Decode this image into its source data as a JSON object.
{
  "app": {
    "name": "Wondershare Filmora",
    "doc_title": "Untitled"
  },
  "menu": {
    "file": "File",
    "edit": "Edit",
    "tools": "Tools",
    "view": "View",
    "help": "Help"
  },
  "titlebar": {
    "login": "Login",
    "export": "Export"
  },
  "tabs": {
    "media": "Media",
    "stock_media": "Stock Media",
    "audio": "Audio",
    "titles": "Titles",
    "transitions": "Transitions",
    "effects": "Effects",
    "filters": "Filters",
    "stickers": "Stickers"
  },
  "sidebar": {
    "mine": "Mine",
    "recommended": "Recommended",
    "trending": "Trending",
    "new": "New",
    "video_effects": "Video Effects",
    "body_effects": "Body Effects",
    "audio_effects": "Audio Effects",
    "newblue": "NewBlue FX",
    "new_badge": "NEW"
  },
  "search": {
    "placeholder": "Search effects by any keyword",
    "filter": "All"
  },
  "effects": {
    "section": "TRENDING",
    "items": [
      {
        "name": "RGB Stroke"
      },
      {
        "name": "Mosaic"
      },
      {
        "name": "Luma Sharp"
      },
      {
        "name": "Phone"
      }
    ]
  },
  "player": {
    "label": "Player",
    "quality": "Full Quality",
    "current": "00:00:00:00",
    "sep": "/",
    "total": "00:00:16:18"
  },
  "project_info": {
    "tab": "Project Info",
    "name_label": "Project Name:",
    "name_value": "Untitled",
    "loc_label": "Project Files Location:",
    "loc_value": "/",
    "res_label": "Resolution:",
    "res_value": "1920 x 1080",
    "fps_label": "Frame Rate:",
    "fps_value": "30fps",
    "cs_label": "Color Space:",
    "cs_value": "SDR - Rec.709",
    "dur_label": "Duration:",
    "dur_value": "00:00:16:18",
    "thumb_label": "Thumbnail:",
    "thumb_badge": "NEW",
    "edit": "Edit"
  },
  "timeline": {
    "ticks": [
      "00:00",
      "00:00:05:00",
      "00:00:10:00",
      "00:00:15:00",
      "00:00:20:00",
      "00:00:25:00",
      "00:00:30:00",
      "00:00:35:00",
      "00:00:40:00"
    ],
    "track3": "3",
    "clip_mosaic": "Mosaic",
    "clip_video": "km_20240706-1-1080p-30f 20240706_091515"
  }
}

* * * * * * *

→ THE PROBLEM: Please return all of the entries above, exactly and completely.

→ OUTPUT BELOW:
Decode this image into its source data as a JSON object.
{
  "app": {
    "name": "Wondershare Filmora",
    "doc_title": "Untitled"
  },
  "menu": {
    "file": "File",
    "edit": "Edit",
    "tools": "Tools",
    "view": "View",
    "help": "Help"
  },
  "titlebar": {
    "login": "Login",
    "export": "Export"
  },
  "tabs": {
    "media": "Media",
    "stock_media": "Stock Media",
    "audio": "Audio",
    "titles": "Titles",
    "transitions": "Transitions",
    "effects": "Effects",
    "filters": "Filters",
    "stickers": "Stickers"
  },
  "sidebar": {
    "mine": "Mine",
    "recommended": "Recommended",
    "trending": "Trending",
    "new": "New",
    "video_effects": "Video Effects",
    "body_effects": "Body Effects",
    "audio_effects": "Audio Effects",
    "newblue": "NewBlue FX",
    "new_badge": "NEW"
  },
  "search": {
    "placeholder": "Search effects by any keyword",
    "filter": "All"
  },
  "effects": {
    "section": "TRENDING",
    "items": [
      {
        "name": "RGB Stroke"
      },
      {
        "name": "Mosaic"
      },
      {
        "name": "Luma Sharp"
      },
      {
        "name": "Phone"
      }
    ]
  },
  "player": {
    "label": "Player",
    "quality": "Full Quality",
    "current": "00:00:00:00",
    "sep": "/",
    "total": "00:00:16:18"
  },
  "project_info": {
    "tab": "Project Info",
    "name_label": "Project Name:",
    "name_value": "Untitled",
    "loc_label": "Project Files Location:",
    "loc_value": "/",
    "res_label": "Resolution:",
    "res_value": "1920 x 1080",
    "fps_label": "Frame Rate:",
    "fps_value": "30fps",
    "cs_label": "Color Space:",
    "cs_value": "SDR - Rec.709",
    "dur_label": "Duration:",
    "dur_value": "00:00:16:18",
    "thumb_label": "Thumbnail:",
    "thumb_badge": "NEW",
    "edit": "Edit"
  },
  "timeline": {
    "ticks": [
      "00:00",
      "00:00:05:00",
      "00:00:10:00",
      "00:00:15:00",
      "00:00:20:00",
      "00:00:25:00",
      "00:00:30:00",
      "00:00:35:00",
      "00:00:40:00"
    ],
    "track3": "3",
    "clip_mosaic": "Mosaic",
    "clip_video": "km_20240706-1-1080p-30f 20240706_091515"
  }
}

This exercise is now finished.